Fear Not, The Double Action Shot!
by Ernest Langdon
The traditional double action pistol, long feared by the competitive shooter, is quickly becoming a force to be reckoned with in some types of competitive pistol shooting. With the growing popularity of IDPA and Production Class in IPSC, the double action pistol is becoming a popular option for competitive shooters around the globe.
But, there has long been a stigma associated with the double action pistol. It has seen very little action in mainstream competition. When you ask shooters why they don’t shoot a double action in competition there are two main reasons that come up. First, it is too hard or too slow to shoot a double action first shot. Second, they don’t like having two different trigger pulls. Lets focus on the first reason for now, the dreaded double action first shot.
To develop speed and accuracy with the double action trigger we need to start with accuracy. The speed will mean nothing if you don’t hit the target. Start by shooting groups in double action only. Your group size and the location of the groups should be the same as your single action groups; that’s the goal anyway. Some shooters will find that with proper technique they can shoot a tighter group in double action than in single action.
The key to double action accuracy is keeping the trigger moving. Don’t try and stage the trigger to the point right before the hammer drops. This is a bad habit and will cause what is often called “Now Syndrome!” This is when the shooter stages or preps the trigger to the point right before it is going to break, then cleans up the sight picture so it is perfect and tries to make the shot break “NOW.” The “Now Syndrome” almost always causes the sights and the shot to move off the intended target. Keep the sights in your “aiming area” and keep the trigger moving. (Obviously, if the sights move way off or out of your aiming area, stop pulling the trigger) Try and think of the trigger pull as a “trigger stroke,” and pull through with one smooth stroke of the trigger.
At first, shoot at a close target that is fairly large, maybe seven or ten yards and try for a group. As your groups get smaller, move the target back. Don’t be afraid to shoot groups at fifty yards or more. It can’t hurt.
Once you’re confident with your ability to make an accurate double action shot, pick up the pace. Start working on the time it takes to “pull through” the double action trigger stroke. Remember, speed means nothing if you miss the target.
The next step is to start working back to the holster. That’s right, work back to the holster, not from the holster. The next thing to work on is the presentation of the pistol to the target. Start from what is normally called the ready position. This is the point in the draw where the hands come together, just off center to the strong side at the upper part of your abdomen. At this point the pistol should be pointed at the target and the trigger finger is still off the trigger. From this point forward is where you start to gain speed with the double action first shot. From this ready position, every effort should be made to drive the pistol directly to the target. Imagine there is a laser coming out of the barrel and try and put that laser on the target and keep it there until that first shot breaks. (If you have a laser available it can be a great training tool).

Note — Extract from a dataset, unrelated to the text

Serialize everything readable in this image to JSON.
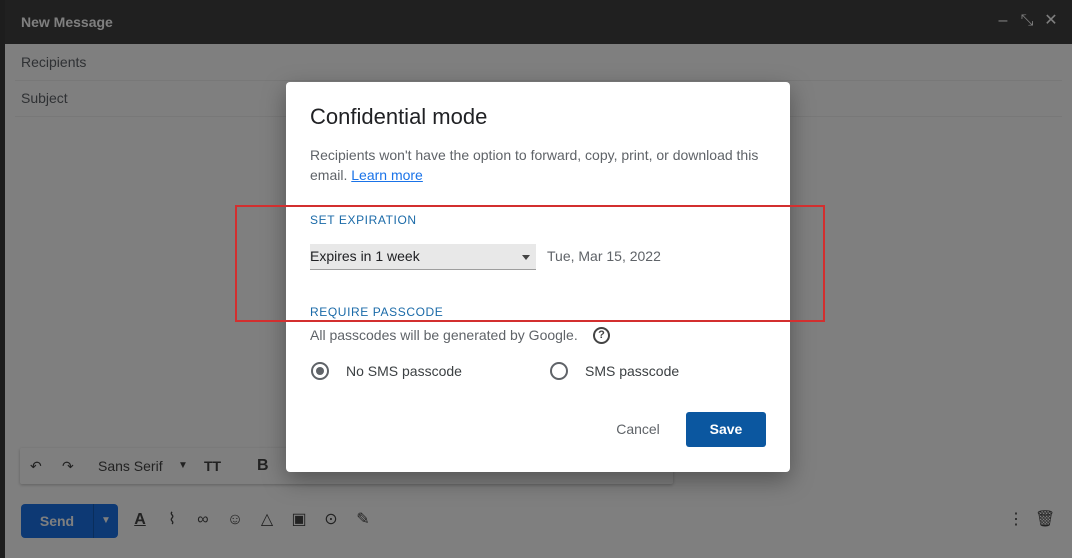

As the pistol starts to move forward you should be able to pick up the position of the muzzle in your peripheral vision. As soon as you can see that the muzzle is on target, start pulling the trigger. This is where the speed of the first shot comes from. As the pistol goes out, the trigger comes back. Now it becomes a timing issue. As the pistol goes forward and comes up to your line of sight, you are trying to pull the trigger so that the hammer falls just as you clean up the sight picture. The last one to two inches of the presentation the sights should be almost perfect so if the shot breaks a little early you’re still going to hit the target. This is really no different than what most top shooters do with a single action pistol. They prep the trigger on the way out to the target and try and break the shot just as they clean up the sight picture.
With practice you will find that you can be very aggressive on close targets. Because you can have a lot of deviation in your sight alignment on close targets, you can break the shot very early in the draw stroke with all the accuracy that you need.
Once you feel comfortable with working from the ready position you can start working from the holster. Just like the double action trigger pull, think of the draw as a smooth stroke. Now all you have to do is combine the “draw stroke” with the “trigger stroke” and you will be nailing sub one-second draws in no time.
Once you master the double action first shot you will find you can shoot the traditional double action pistol with a great deal of speed and accuracy. It’s up to you, so get out there and start shooting.
About the author: Ernest Langdon holds the distinction of being the only person ever to win major IDPA national trophies shooting Traditional Double Action, Striker-Fired, and Single-Action pistols. An eleven year combat veteran of of the U.S. Marine Corps and former Chief Instructor at the prestigious USMC High-Risk Personnel School, Langdon now serves as the Director of Military Sales for Smith & Wesson.